» Problem to solve:
All the entries need to be quoted exactly, apart from the pictures, which you should drop.
__________
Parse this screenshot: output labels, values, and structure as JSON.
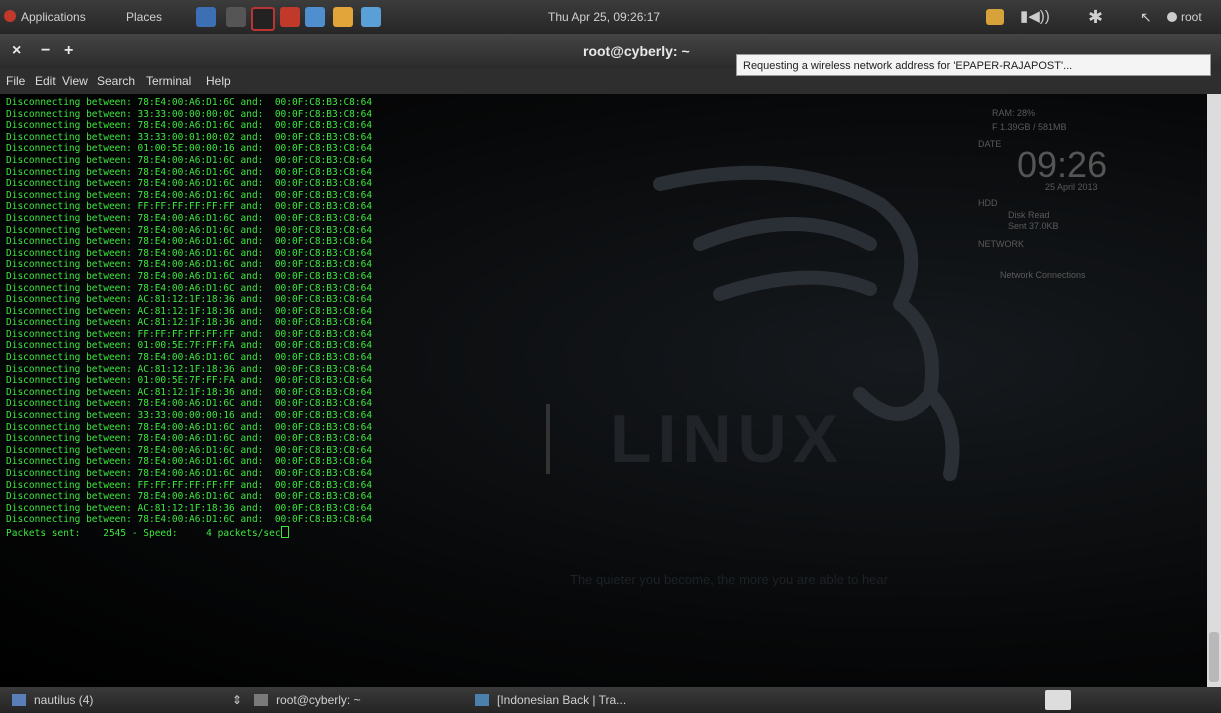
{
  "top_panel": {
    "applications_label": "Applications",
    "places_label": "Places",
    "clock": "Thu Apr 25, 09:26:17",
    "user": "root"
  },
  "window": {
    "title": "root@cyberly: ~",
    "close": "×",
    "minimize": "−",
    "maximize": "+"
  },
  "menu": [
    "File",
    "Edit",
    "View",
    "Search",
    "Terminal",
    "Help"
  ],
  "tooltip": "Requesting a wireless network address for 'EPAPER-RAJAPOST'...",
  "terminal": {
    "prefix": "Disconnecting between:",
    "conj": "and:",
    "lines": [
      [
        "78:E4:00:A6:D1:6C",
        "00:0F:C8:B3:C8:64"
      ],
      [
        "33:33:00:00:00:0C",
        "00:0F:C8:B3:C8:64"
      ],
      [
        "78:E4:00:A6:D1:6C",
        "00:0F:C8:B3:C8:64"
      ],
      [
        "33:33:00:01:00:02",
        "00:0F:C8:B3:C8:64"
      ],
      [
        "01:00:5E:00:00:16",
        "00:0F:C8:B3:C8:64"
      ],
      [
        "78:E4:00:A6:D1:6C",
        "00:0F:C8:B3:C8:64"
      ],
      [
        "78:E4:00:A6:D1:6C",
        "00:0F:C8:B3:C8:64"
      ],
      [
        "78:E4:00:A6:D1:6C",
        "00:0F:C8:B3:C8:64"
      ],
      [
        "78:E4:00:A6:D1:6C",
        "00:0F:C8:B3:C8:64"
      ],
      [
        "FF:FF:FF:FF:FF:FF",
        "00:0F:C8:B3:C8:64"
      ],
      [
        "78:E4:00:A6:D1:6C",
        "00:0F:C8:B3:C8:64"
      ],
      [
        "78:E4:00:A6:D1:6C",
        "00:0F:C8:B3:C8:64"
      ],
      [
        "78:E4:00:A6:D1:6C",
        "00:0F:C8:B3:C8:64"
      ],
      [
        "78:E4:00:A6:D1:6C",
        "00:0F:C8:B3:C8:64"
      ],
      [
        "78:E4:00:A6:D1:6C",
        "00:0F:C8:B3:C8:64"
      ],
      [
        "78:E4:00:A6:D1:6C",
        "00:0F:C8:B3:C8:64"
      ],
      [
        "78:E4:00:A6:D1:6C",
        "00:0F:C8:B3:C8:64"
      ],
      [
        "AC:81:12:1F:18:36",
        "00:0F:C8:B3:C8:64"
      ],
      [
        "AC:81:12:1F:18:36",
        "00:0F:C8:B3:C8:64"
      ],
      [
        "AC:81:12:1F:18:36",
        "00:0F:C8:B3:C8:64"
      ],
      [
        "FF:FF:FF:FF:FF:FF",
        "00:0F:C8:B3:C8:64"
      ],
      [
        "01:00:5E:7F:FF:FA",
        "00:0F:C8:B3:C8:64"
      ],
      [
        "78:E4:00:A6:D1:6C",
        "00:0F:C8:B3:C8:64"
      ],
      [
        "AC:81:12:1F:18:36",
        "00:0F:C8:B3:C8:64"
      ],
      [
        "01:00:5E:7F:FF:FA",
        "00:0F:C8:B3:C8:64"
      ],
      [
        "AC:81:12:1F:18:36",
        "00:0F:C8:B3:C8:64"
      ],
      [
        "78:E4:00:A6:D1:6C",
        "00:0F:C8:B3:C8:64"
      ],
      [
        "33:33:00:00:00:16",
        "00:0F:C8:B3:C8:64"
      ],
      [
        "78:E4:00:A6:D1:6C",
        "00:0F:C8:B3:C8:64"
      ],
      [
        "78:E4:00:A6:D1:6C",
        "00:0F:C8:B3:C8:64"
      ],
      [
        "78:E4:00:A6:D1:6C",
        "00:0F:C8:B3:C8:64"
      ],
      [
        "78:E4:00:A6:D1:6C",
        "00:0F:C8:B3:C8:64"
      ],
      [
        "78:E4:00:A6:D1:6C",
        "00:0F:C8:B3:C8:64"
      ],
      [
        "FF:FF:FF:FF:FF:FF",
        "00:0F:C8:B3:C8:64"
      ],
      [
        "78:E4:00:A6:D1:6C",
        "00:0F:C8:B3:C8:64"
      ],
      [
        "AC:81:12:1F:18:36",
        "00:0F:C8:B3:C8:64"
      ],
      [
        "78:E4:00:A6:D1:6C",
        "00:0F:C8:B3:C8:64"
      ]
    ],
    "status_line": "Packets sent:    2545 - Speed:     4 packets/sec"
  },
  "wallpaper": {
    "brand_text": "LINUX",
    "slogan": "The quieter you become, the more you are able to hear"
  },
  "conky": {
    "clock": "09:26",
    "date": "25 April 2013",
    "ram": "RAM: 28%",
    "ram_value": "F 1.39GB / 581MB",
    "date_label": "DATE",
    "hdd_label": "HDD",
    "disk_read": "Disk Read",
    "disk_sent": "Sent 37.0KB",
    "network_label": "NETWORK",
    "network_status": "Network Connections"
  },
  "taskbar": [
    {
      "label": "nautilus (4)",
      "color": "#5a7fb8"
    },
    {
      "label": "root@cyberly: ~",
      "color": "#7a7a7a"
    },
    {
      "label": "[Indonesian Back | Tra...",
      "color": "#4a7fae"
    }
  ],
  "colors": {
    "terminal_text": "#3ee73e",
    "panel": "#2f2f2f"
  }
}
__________
» Answer to this exercise:
Parse this screenshot: output labels, values, and structure as JSON.
{
  "top_panel": {
    "applications_label": "Applications",
    "places_label": "Places",
    "clock": "Thu Apr 25, 09:26:17",
    "user": "root"
  },
  "window": {
    "title": "root@cyberly: ~",
    "close": "×",
    "minimize": "−",
    "maximize": "+"
  },
  "menu": [
    "File",
    "Edit",
    "View",
    "Search",
    "Terminal",
    "Help"
  ],
  "tooltip": "Requesting a wireless network address for 'EPAPER-RAJAPOST'...",
  "terminal": {
    "prefix": "Disconnecting between:",
    "conj": "and:",
    "lines": [
      [
        "78:E4:00:A6:D1:6C",
        "00:0F:C8:B3:C8:64"
      ],
      [
        "33:33:00:00:00:0C",
        "00:0F:C8:B3:C8:64"
      ],
      [
        "78:E4:00:A6:D1:6C",
        "00:0F:C8:B3:C8:64"
      ],
      [
        "33:33:00:01:00:02",
        "00:0F:C8:B3:C8:64"
      ],
      [
        "01:00:5E:00:00:16",
        "00:0F:C8:B3:C8:64"
      ],
      [
        "78:E4:00:A6:D1:6C",
        "00:0F:C8:B3:C8:64"
      ],
      [
        "78:E4:00:A6:D1:6C",
        "00:0F:C8:B3:C8:64"
      ],
      [
        "78:E4:00:A6:D1:6C",
        "00:0F:C8:B3:C8:64"
      ],
      [
        "78:E4:00:A6:D1:6C",
        "00:0F:C8:B3:C8:64"
      ],
      [
        "FF:FF:FF:FF:FF:FF",
        "00:0F:C8:B3:C8:64"
      ],
      [
        "78:E4:00:A6:D1:6C",
        "00:0F:C8:B3:C8:64"
      ],
      [
        "78:E4:00:A6:D1:6C",
        "00:0F:C8:B3:C8:64"
      ],
      [
        "78:E4:00:A6:D1:6C",
        "00:0F:C8:B3:C8:64"
      ],
      [
        "78:E4:00:A6:D1:6C",
        "00:0F:C8:B3:C8:64"
      ],
      [
        "78:E4:00:A6:D1:6C",
        "00:0F:C8:B3:C8:64"
      ],
      [
        "78:E4:00:A6:D1:6C",
        "00:0F:C8:B3:C8:64"
      ],
      [
        "78:E4:00:A6:D1:6C",
        "00:0F:C8:B3:C8:64"
      ],
      [
        "AC:81:12:1F:18:36",
        "00:0F:C8:B3:C8:64"
      ],
      [
        "AC:81:12:1F:18:36",
        "00:0F:C8:B3:C8:64"
      ],
      [
        "AC:81:12:1F:18:36",
        "00:0F:C8:B3:C8:64"
      ],
      [
        "FF:FF:FF:FF:FF:FF",
        "00:0F:C8:B3:C8:64"
      ],
      [
        "01:00:5E:7F:FF:FA",
        "00:0F:C8:B3:C8:64"
      ],
      [
        "78:E4:00:A6:D1:6C",
        "00:0F:C8:B3:C8:64"
      ],
      [
        "AC:81:12:1F:18:36",
        "00:0F:C8:B3:C8:64"
      ],
      [
        "01:00:5E:7F:FF:FA",
        "00:0F:C8:B3:C8:64"
      ],
      [
        "AC:81:12:1F:18:36",
        "00:0F:C8:B3:C8:64"
      ],
      [
        "78:E4:00:A6:D1:6C",
        "00:0F:C8:B3:C8:64"
      ],
      [
        "33:33:00:00:00:16",
        "00:0F:C8:B3:C8:64"
      ],
      [
        "78:E4:00:A6:D1:6C",
        "00:0F:C8:B3:C8:64"
      ],
      [
        "78:E4:00:A6:D1:6C",
        "00:0F:C8:B3:C8:64"
      ],
      [
        "78:E4:00:A6:D1:6C",
        "00:0F:C8:B3:C8:64"
      ],
      [
        "78:E4:00:A6:D1:6C",
        "00:0F:C8:B3:C8:64"
      ],
      [
        "78:E4:00:A6:D1:6C",
        "00:0F:C8:B3:C8:64"
      ],
      [
        "FF:FF:FF:FF:FF:FF",
        "00:0F:C8:B3:C8:64"
      ],
      [
        "78:E4:00:A6:D1:6C",
        "00:0F:C8:B3:C8:64"
      ],
      [
        "AC:81:12:1F:18:36",
        "00:0F:C8:B3:C8:64"
      ],
      [
        "78:E4:00:A6:D1:6C",
        "00:0F:C8:B3:C8:64"
      ]
    ],
    "status_line": "Packets sent:    2545 - Speed:     4 packets/sec"
  },
  "wallpaper": {
    "brand_text": "LINUX",
    "slogan": "The quieter you become, the more you are able to hear"
  },
  "conky": {
    "clock": "09:26",
    "date": "25 April 2013",
    "ram": "RAM: 28%",
    "ram_value": "F 1.39GB / 581MB",
    "date_label": "DATE",
    "hdd_label": "HDD",
    "disk_read": "Disk Read",
    "disk_sent": "Sent 37.0KB",
    "network_label": "NETWORK",
    "network_status": "Network Connections"
  },
  "taskbar": [
    {
      "label": "nautilus (4)",
      "color": "#5a7fb8"
    },
    {
      "label": "root@cyberly: ~",
      "color": "#7a7a7a"
    },
    {
      "label": "[Indonesian Back | Tra...",
      "color": "#4a7fae"
    }
  ],
  "colors": {
    "terminal_text": "#3ee73e",
    "panel": "#2f2f2f"
  }
}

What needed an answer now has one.